The 1832 campaign introduced the national nominating convention in place of the old discredited congressional caucus as a means of selecting a candidate. The National Republicans and Anti-Masons held conventions and adopted formal addresses to the public. Jackson's followers, popularly though not yet officially known as Democrats, met in Baltimore to endorse Jackson's choice of Martin Van Buren for vice president. To show their unanimity, they also adopted a rule requiring a two-thirds vote for nomination—a rule that would later deprive Van Buren of the Democratic presidential nomination in 1844.

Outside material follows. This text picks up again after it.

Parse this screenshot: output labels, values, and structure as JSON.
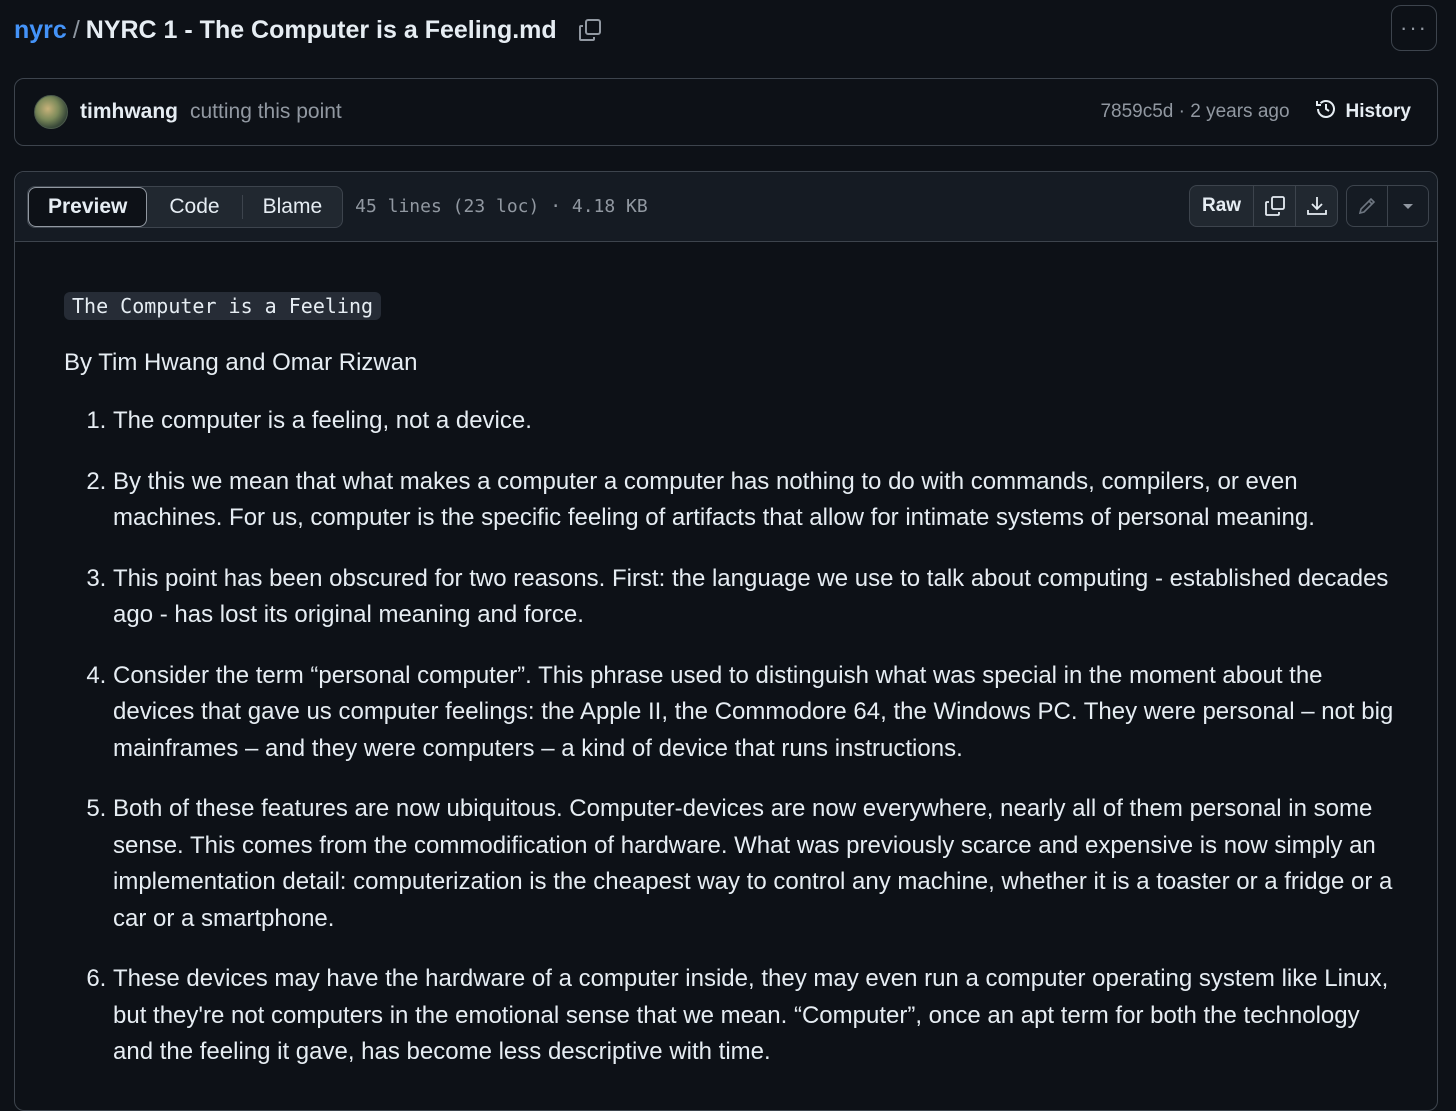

Despite the new issues and innovations in party organization, the election was essentially a replay of 1828. Jackson again carried Pennsylvania, New York, and nearly the entire South. He defeated Clay handily, with 55 percent of the popular vote and 219 electoral votes to the latter's 49. Jackson read his victory as a popular ratification of his policies, especially the Bank veto. Opponents chalked it up to his untouchable personal popularity.

Source: Miller Center of Public Affairs, University of Virginia. “Andrew Jackson: Campaigns and Elections.” Accessed May 22, 2016.­/president/biography/jackson-campaigns-and-elections.

Anonymous. c. 1832/1833. "King Andrew the First." Lithograph. Library of Congress Prints and Photographs Division Washington, D.C. 

1832 poker.jpg

John B. Pendleton. 1831. "A Political Game of Brag." LIthograph.  From the Political Cartoon Collection, American Antiquarian Society, Worcester, Massachusetts.